▶ ACTIVITY
Only the lines with the string "Mithu" are needed; return each of them from the entries below.

▶ RECORDS PROVIDED
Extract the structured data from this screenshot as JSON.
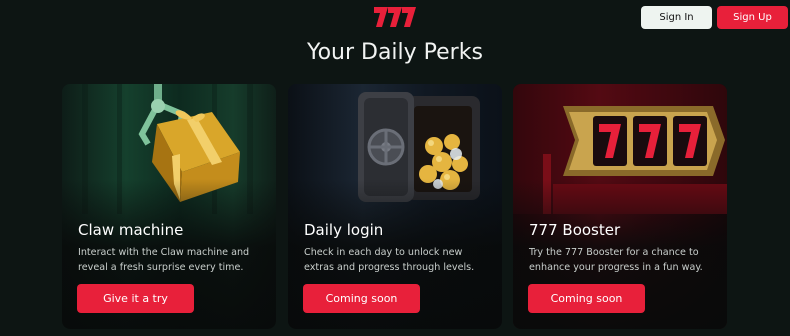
{
  "header": {
    "logo_text": "777",
    "sign_in_label": "Sign In",
    "sign_up_label": "Sign Up"
  },
  "page": {
    "title": "Your Daily Perks"
  },
  "cards": [
    {
      "title": "Claw machine",
      "description": "Interact with the Claw machine and reveal a fresh surprise every time.",
      "button_label": "Give it a try",
      "image_icon": "claw-gift-icon"
    },
    {
      "title": "Daily login",
      "description": "Check in each day to unlock new extras and progress through levels.",
      "button_label": "Coming soon",
      "image_icon": "vault-icon"
    },
    {
      "title": "777 Booster",
      "description": "Try the 777 Booster for a chance to enhance your progress in a fun way.",
      "button_label": "Coming soon",
      "image_icon": "slot-machine-icon"
    }
  ],
  "colors": {
    "accent": "#e8203a",
    "background": "#0d1513"
  }
}
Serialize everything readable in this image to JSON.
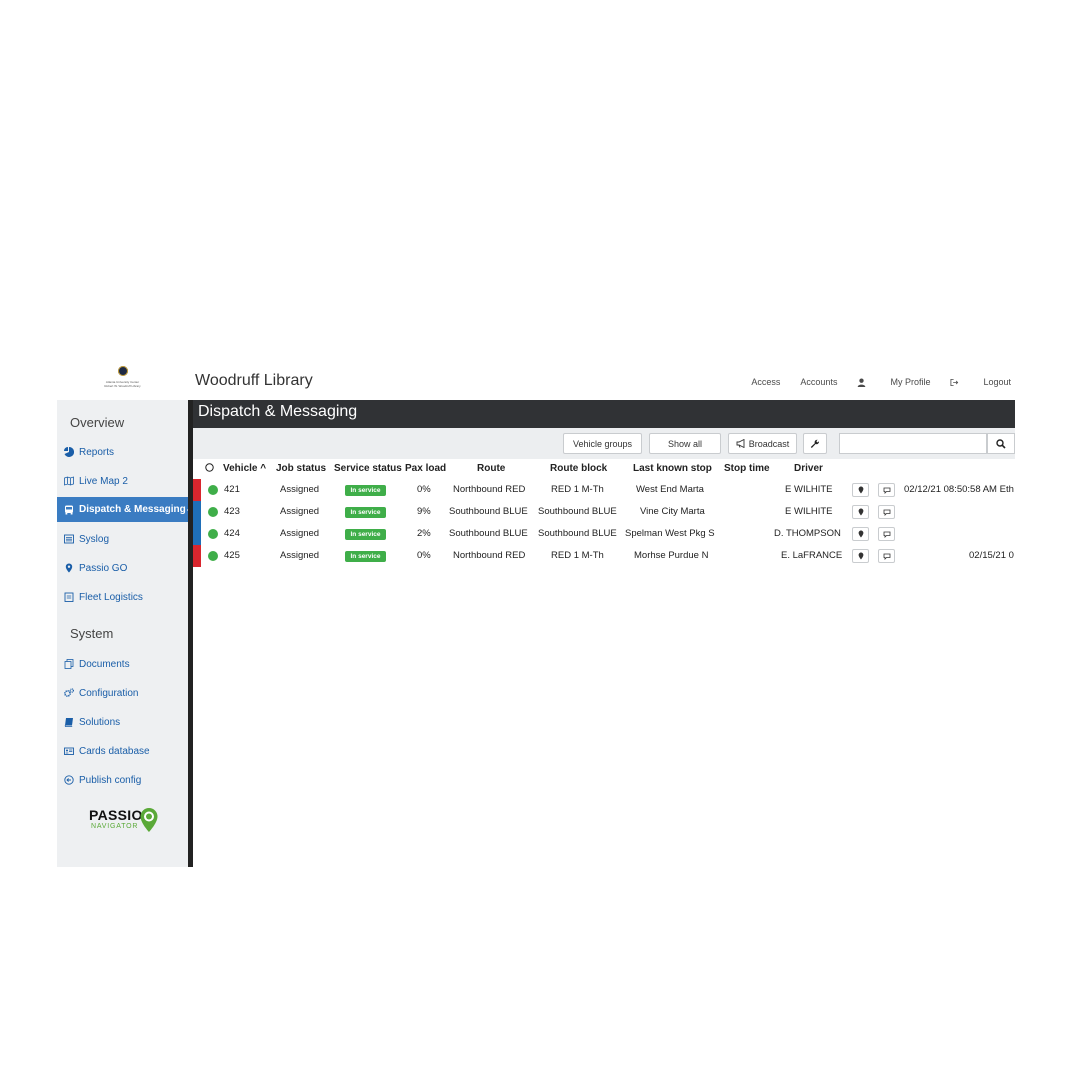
{
  "logo": {
    "caption_1": "Atlanta University Center",
    "caption_2": "Robert W. Woodruff Library"
  },
  "sidebar": {
    "overview_heading": "Overview",
    "system_heading": "System",
    "overview_items": [
      {
        "label": "Reports",
        "icon": "pie-chart-icon"
      },
      {
        "label": "Live Map 2",
        "icon": "map-icon"
      },
      {
        "label": "Dispatch & Messaging",
        "icon": "bus-icon",
        "active": true
      },
      {
        "label": "Syslog",
        "icon": "list-icon"
      },
      {
        "label": "Passio GO",
        "icon": "map-marker-icon"
      },
      {
        "label": "Fleet Logistics",
        "icon": "clipboard-icon"
      }
    ],
    "system_items": [
      {
        "label": "Documents",
        "icon": "documents-icon"
      },
      {
        "label": "Configuration",
        "icon": "cogs-icon"
      },
      {
        "label": "Solutions",
        "icon": "book-icon"
      },
      {
        "label": "Cards database",
        "icon": "id-card-icon"
      },
      {
        "label": "Publish config",
        "icon": "circle-arrow-icon"
      }
    ],
    "brand_word": "PASSIO",
    "brand_sub": "NAVIGATOR"
  },
  "header": {
    "app_title": "Woodruff Library",
    "nav": {
      "access": "Access",
      "accounts": "Accounts",
      "my_profile": "My Profile",
      "logout": "Logout"
    }
  },
  "page": {
    "title": "Dispatch & Messaging"
  },
  "toolbar": {
    "vehicle_groups": "Vehicle groups",
    "show_all": "Show all",
    "broadcast": "Broadcast",
    "search_value": ""
  },
  "table": {
    "columns": {
      "select": "",
      "vehicle": "Vehicle ^",
      "job_status": "Job status",
      "service_status": "Service status",
      "pax_load": "Pax load",
      "route": "Route",
      "route_block": "Route block",
      "last_known_stop": "Last known stop",
      "stop_time": "Stop time",
      "driver": "Driver"
    },
    "rows": [
      {
        "stripe": "#d9262e",
        "vehicle": "421",
        "job_status": "Assigned",
        "service_status": "In service",
        "pax_load": "0%",
        "route": "Northbound RED",
        "route_block": "RED 1 M-Th",
        "last_known_stop": "West End Marta",
        "stop_time": "",
        "driver": "E WILHITE",
        "message": "02/12/21 08:50:58 AM Eth"
      },
      {
        "stripe": "#1f6fb8",
        "vehicle": "423",
        "job_status": "Assigned",
        "service_status": "In service",
        "pax_load": "9%",
        "route": "Southbound BLUE",
        "route_block": "Southbound BLUE",
        "last_known_stop": "Vine City Marta",
        "stop_time": "",
        "driver": "E WILHITE",
        "message": ""
      },
      {
        "stripe": "#1f6fb8",
        "vehicle": "424",
        "job_status": "Assigned",
        "service_status": "In service",
        "pax_load": "2%",
        "route": "Southbound BLUE",
        "route_block": "Southbound BLUE",
        "last_known_stop": "Spelman West Pkg S",
        "stop_time": "",
        "driver": "D. THOMPSON",
        "message": ""
      },
      {
        "stripe": "#d9262e",
        "vehicle": "425",
        "job_status": "Assigned",
        "service_status": "In service",
        "pax_load": "0%",
        "route": "Northbound RED",
        "route_block": "RED 1 M-Th",
        "last_known_stop": "Morhse Purdue N",
        "stop_time": "",
        "driver": "E. LaFRANCE",
        "message": "02/15/21 0"
      }
    ]
  },
  "colors": {
    "active_nav": "#3a7cc2",
    "header_dark": "#303235",
    "in_service": "#3fae49",
    "link": "#1a5ea8",
    "brand_green": "#5aa938"
  }
}
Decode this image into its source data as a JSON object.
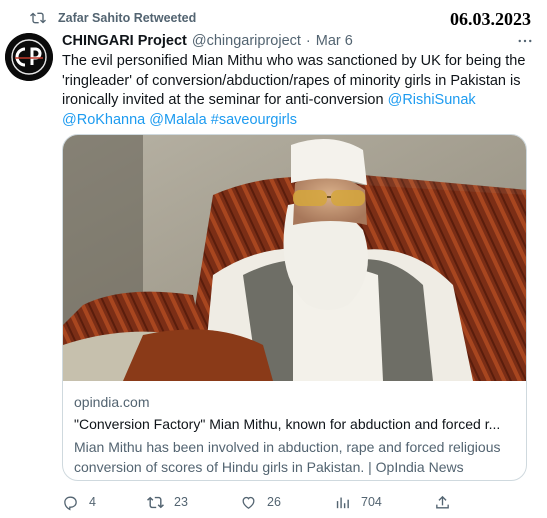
{
  "stamp": {
    "date": "06.03.2023"
  },
  "retweet": {
    "label": "Zafar Sahito Retweeted",
    "icon": "retweet-icon"
  },
  "author": {
    "name": "CHINGARI Project",
    "handle": "@chingariproject",
    "separator": "·",
    "time": "Mar 6",
    "avatar_text": "CP",
    "more_icon": "more-icon"
  },
  "tweet": {
    "text": "The evil personified Mian Mithu who was sanctioned by UK for being the 'ringleader' of conversion/abduction/rapes of minority girls in Pakistan is ironically invited at the seminar for anti-conversion ",
    "mentions": [
      "@RishiSunak",
      "@RoKhanna",
      "@Malala"
    ],
    "hashtag": "#saveourgirls"
  },
  "card": {
    "domain": "opindia.com",
    "title": "\"Conversion Factory\" Mian Mithu, known for abduction and forced r...",
    "description": "Mian Mithu has been involved in abduction, rape and forced religious conversion of scores of Hindu girls in Pakistan. | OpIndia News"
  },
  "actions": {
    "reply": {
      "count": "4",
      "icon": "reply-icon"
    },
    "retweet": {
      "count": "23",
      "icon": "retweet-icon"
    },
    "like": {
      "count": "26",
      "icon": "heart-icon"
    },
    "views": {
      "count": "704",
      "icon": "views-icon"
    },
    "share": {
      "icon": "share-icon"
    }
  },
  "colors": {
    "link": "#1d9bf0",
    "muted": "#536471",
    "text": "#0f1419",
    "border": "#cfd9de"
  }
}
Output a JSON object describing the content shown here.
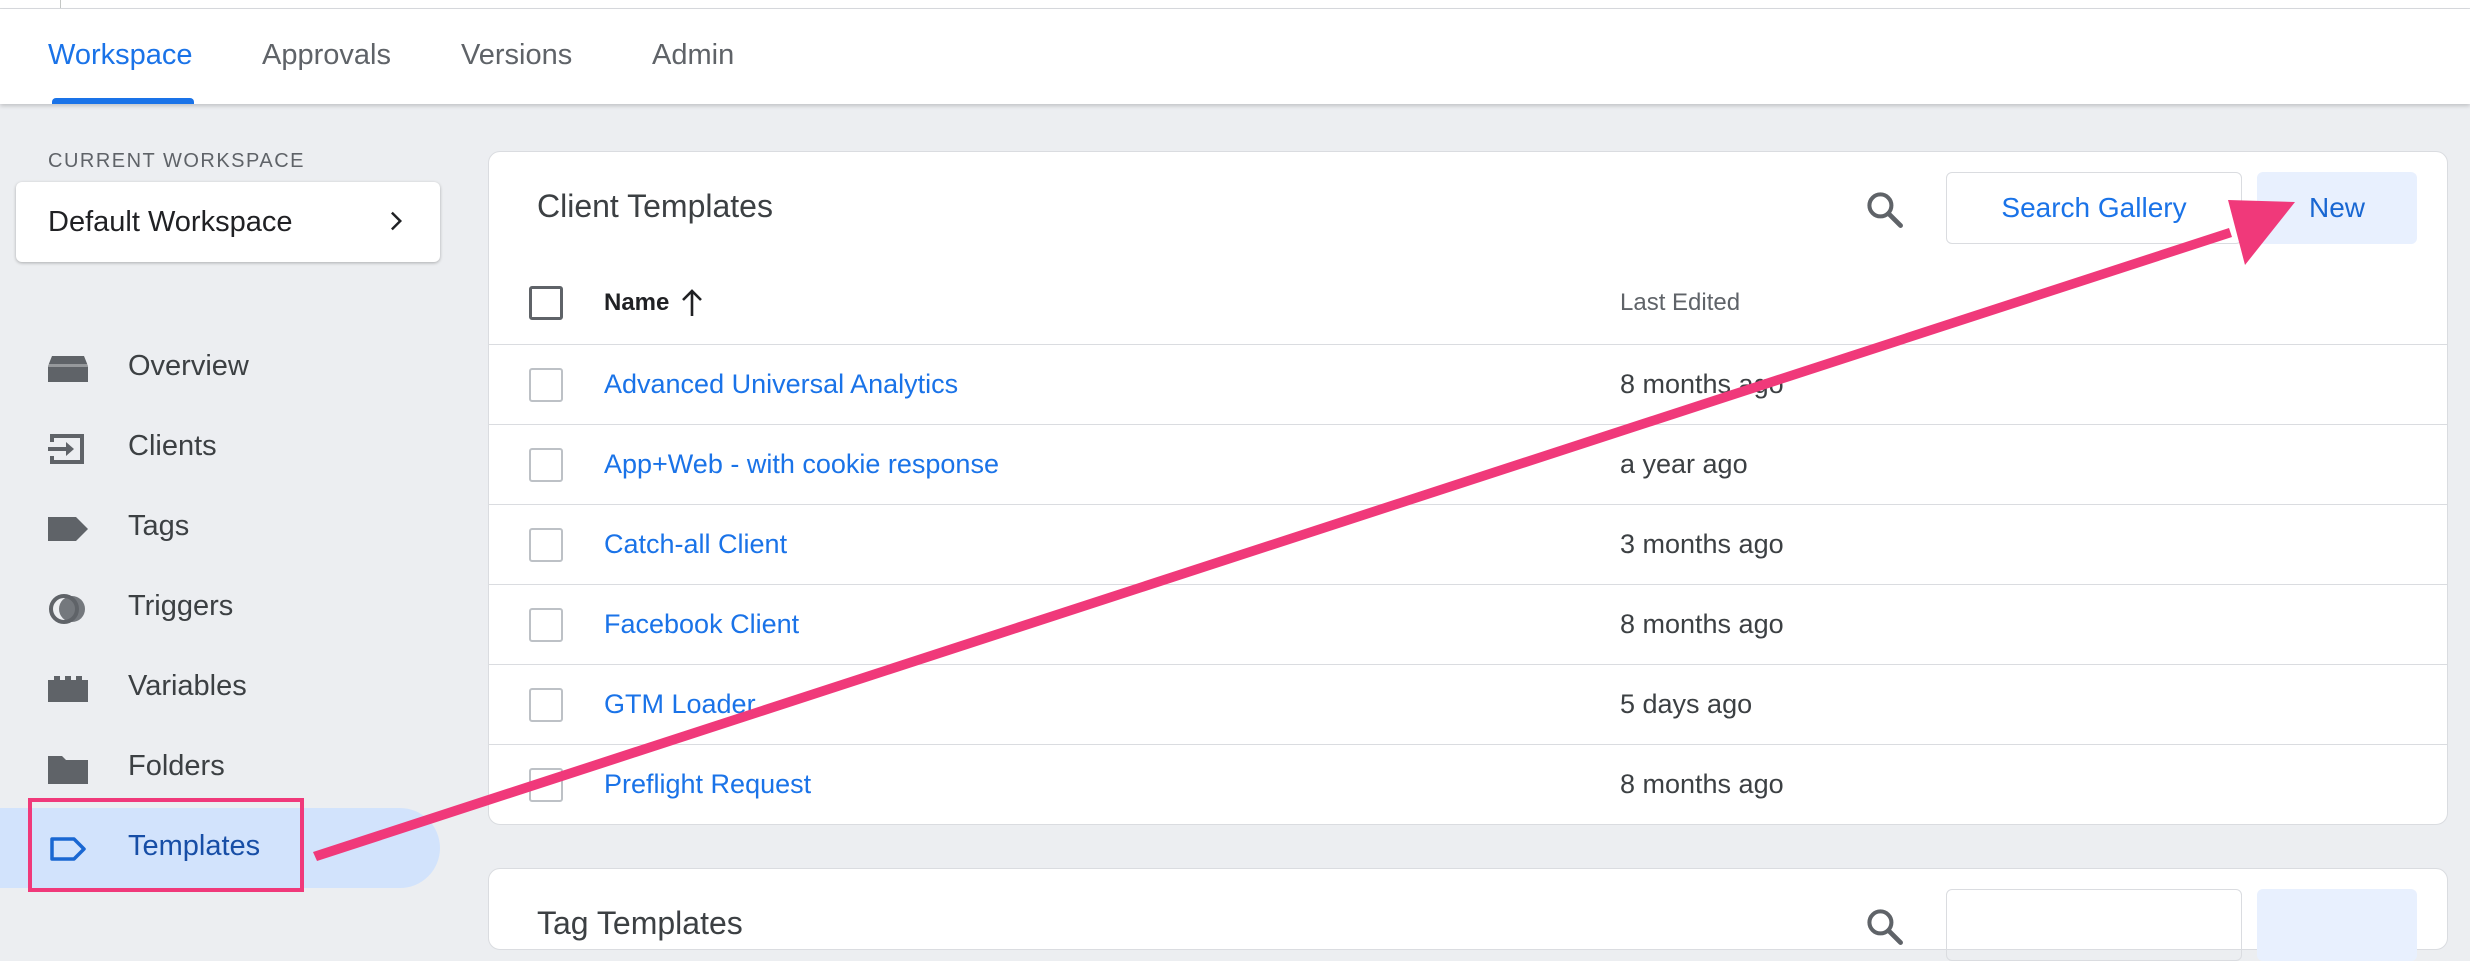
{
  "tabs": [
    {
      "label": "Workspace",
      "active": true
    },
    {
      "label": "Approvals"
    },
    {
      "label": "Versions"
    },
    {
      "label": "Admin"
    }
  ],
  "workspace": {
    "section_label": "CURRENT WORKSPACE",
    "name": "Default Workspace"
  },
  "nav": [
    {
      "label": "Overview",
      "icon": "overview-icon"
    },
    {
      "label": "Clients",
      "icon": "clients-icon"
    },
    {
      "label": "Tags",
      "icon": "tag-icon"
    },
    {
      "label": "Triggers",
      "icon": "triggers-icon"
    },
    {
      "label": "Variables",
      "icon": "variables-icon"
    },
    {
      "label": "Folders",
      "icon": "folder-icon"
    },
    {
      "label": "Templates",
      "icon": "templates-icon",
      "active": true
    }
  ],
  "client_templates": {
    "title": "Client Templates",
    "search_gallery_label": "Search Gallery",
    "new_label": "New",
    "columns": {
      "name": "Name",
      "last_edited": "Last Edited"
    },
    "rows": [
      {
        "name": "Advanced Universal Analytics",
        "last_edited": "8 months ago"
      },
      {
        "name": "App+Web - with cookie response",
        "last_edited": "a year ago"
      },
      {
        "name": "Catch-all Client",
        "last_edited": "3 months ago"
      },
      {
        "name": "Facebook Client",
        "last_edited": "8 months ago"
      },
      {
        "name": "GTM Loader",
        "last_edited": "5 days ago"
      },
      {
        "name": "Preflight Request",
        "last_edited": "8 months ago"
      }
    ]
  },
  "tag_templates": {
    "title": "Tag Templates"
  },
  "annotation": {
    "color": "#f0397a"
  },
  "colors": {
    "accent": "#1a73e8",
    "active_nav_bg": "#d2e3fc",
    "new_button_bg": "#e8f0fe"
  }
}
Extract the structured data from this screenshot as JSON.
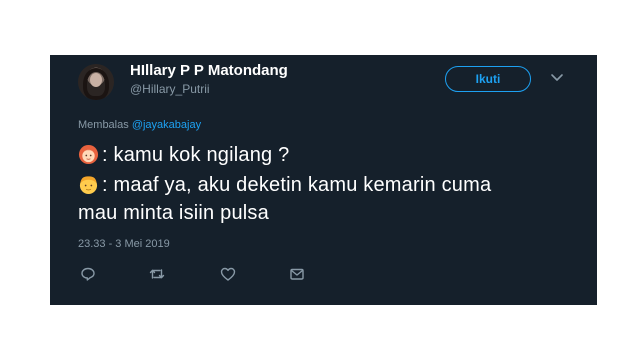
{
  "tweet": {
    "display_name": "HIllary P P Matondang",
    "handle": "@Hillary_Putrii",
    "follow_label": "Ikuti",
    "replying_prefix": "Membalas",
    "replying_to": "@jayakabajay",
    "line1_text": ": kamu kok ngilang ?",
    "line2_text": ": maaf ya, aku deketin kamu kemarin cuma",
    "line3_text": "mau minta isiin pulsa",
    "emoji1": "woman-face-icon",
    "emoji2": "man-face-icon",
    "timestamp": "23.33 - 3 Mei 2019"
  },
  "actions": [
    "reply-icon",
    "retweet-icon",
    "like-icon",
    "direct-message-icon"
  ],
  "colors": {
    "card_background": "#15202b",
    "accent": "#1da1f2",
    "secondary_text": "#8899a6",
    "primary_text": "#ffffff"
  }
}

▶ EXPECTED OUTPUT
    "text": "The evil personified Mian Mithu who was sanctioned by UK for being the 'ringleader' of conversion/abduction/rapes of minority girls in Pakistan is ironically invited at the seminar for anti-conversion ",
    "title": "\"Conversion Factory\" Mian Mithu, known for abduction and forced r...",
    "description": "Mian Mithu has been involved in abduction, rape and forced religious conversion of scores of Hindu girls in Pakistan. | OpIndia News"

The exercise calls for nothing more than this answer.